▶ **PROBLEM STATEMENT**
Please restate the data exactly, from the first line to the last.

───

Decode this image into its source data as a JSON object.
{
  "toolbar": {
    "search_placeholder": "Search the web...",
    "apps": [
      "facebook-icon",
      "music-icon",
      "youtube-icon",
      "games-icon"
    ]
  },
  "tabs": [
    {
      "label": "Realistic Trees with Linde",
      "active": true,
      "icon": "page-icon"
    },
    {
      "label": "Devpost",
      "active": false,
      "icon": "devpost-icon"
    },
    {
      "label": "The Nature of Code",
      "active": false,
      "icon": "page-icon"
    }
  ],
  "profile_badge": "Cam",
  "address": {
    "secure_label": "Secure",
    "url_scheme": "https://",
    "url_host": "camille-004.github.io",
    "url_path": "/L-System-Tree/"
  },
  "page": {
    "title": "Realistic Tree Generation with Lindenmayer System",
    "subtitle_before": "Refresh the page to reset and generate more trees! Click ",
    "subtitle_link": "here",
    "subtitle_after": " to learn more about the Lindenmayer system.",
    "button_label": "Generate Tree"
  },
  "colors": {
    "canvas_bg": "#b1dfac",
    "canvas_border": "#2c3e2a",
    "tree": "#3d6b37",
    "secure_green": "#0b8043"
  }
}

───

▶ **COMPLETED EXERCISE**
Decode this image into its source data as a JSON object.
{
  "toolbar": {
    "search_placeholder": "Search the web...",
    "apps": [
      "facebook-icon",
      "music-icon",
      "youtube-icon",
      "games-icon"
    ]
  },
  "tabs": [
    {
      "label": "Realistic Trees with Linde",
      "active": true,
      "icon": "page-icon"
    },
    {
      "label": "Devpost",
      "active": false,
      "icon": "devpost-icon"
    },
    {
      "label": "The Nature of Code",
      "active": false,
      "icon": "page-icon"
    }
  ],
  "profile_badge": "Cam",
  "address": {
    "secure_label": "Secure",
    "url_scheme": "https://",
    "url_host": "camille-004.github.io",
    "url_path": "/L-System-Tree/"
  },
  "page": {
    "title": "Realistic Tree Generation with Lindenmayer System",
    "subtitle_before": "Refresh the page to reset and generate more trees! Click ",
    "subtitle_link": "here",
    "subtitle_after": " to learn more about the Lindenmayer system.",
    "button_label": "Generate Tree"
  },
  "colors": {
    "canvas_bg": "#b1dfac",
    "canvas_border": "#2c3e2a",
    "tree": "#3d6b37",
    "secure_green": "#0b8043"
  }
}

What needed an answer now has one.